Up to 39 inches
Up to 88 pounds
The wolf fish has the ability to live pretty much everywhere in the tropical climate in Suriname, the smallest independent country in South America, whether the waters are shallow or deep: small streams, river springs, sparse water puddles, lakes, rivers — all provide suitable abodes. This creature can reach 39 inches (100 centimeters) in length and get as large as 88 pounds (40 kilograms), and it comes out at dusk and during the night to feed on other fish and small invertebrates.
Good Boy or Bad?
Some wolf fish are known to be shy, while others are aggressive. Knowledgeable fishermen know they have to be extremely careful when they're out canoeing, because they don't know what type of behavior wolf fish will exhibit. Sometimes, these river monsters will jump onto shore or into a canoe to attack their prey. Depending upon their size, female wolf fish can carry anywhere from 6,000 to 60,000 eggs during the species' breeding season, which coincides with the rainy season from December to March.

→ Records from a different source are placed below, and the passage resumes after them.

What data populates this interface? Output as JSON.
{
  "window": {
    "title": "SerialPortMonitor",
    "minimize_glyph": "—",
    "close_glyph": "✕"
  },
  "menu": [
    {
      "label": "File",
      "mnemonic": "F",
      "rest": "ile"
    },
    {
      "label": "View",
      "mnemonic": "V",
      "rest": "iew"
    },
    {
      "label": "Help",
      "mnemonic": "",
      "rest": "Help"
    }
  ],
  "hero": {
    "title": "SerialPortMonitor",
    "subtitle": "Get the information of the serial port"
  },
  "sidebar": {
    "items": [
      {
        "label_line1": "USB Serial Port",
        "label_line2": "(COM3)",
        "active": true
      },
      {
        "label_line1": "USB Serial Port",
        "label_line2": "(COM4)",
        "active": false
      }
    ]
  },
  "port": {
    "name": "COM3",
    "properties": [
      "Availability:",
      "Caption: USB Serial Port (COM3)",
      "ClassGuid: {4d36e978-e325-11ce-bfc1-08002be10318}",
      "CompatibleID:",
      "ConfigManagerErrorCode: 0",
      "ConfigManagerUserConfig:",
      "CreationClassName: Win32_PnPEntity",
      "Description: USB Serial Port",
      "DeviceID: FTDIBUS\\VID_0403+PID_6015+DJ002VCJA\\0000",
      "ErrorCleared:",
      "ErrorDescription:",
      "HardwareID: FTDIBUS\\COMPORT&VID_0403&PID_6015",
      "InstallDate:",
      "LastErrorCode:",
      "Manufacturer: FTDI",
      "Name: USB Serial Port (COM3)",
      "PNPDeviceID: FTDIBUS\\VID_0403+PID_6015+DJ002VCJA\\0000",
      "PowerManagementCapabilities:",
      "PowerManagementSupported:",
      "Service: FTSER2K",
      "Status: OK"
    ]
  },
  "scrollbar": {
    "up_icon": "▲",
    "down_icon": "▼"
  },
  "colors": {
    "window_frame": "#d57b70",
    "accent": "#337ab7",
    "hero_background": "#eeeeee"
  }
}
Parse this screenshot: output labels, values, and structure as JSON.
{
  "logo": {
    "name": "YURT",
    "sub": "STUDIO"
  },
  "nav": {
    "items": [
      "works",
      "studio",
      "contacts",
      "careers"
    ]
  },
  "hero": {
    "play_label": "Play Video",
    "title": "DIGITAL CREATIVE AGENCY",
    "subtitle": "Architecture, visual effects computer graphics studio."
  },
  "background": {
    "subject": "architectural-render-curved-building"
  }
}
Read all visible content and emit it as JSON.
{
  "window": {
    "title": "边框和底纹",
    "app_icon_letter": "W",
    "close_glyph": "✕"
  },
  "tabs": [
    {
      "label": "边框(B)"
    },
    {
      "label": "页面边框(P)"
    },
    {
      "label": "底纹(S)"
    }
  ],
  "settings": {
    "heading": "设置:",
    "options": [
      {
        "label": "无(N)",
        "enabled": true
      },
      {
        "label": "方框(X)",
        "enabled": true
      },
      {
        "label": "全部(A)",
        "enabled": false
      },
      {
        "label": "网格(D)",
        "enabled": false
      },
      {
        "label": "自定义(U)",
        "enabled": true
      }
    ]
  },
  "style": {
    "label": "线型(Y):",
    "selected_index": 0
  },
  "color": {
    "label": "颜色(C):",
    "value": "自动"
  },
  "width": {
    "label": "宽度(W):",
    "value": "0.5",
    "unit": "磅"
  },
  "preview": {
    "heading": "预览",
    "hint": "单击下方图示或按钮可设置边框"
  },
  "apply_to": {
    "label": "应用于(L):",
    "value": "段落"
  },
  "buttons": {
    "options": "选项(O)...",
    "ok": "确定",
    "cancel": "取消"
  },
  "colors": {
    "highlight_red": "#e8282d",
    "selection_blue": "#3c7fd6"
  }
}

Safer on Land:
Some of the biggest wolf fish — and the most concentrated number of them — live in the Courantyne River in the northern part of South America, while the more aggressive species exist in the Coppename River. There have been reported cases of wolf fish attacks on humans and other animals. One of the most well-known reports is the story of a diver who, while inspecting the dam at Suriname's Afobaka power plant, became the victim of a brutal wolf fish attack. Other attack stories include one about a dog that was killed by two large wolf fish after he fell in a stream while trying to walk across it on a log, and another about a fisherman who was bitten on his foot while wading in water.
"This was true guerilla fishing: short-range, shallow water, after dark, in the middle of trees, in a place where I'd seen movement in the water before."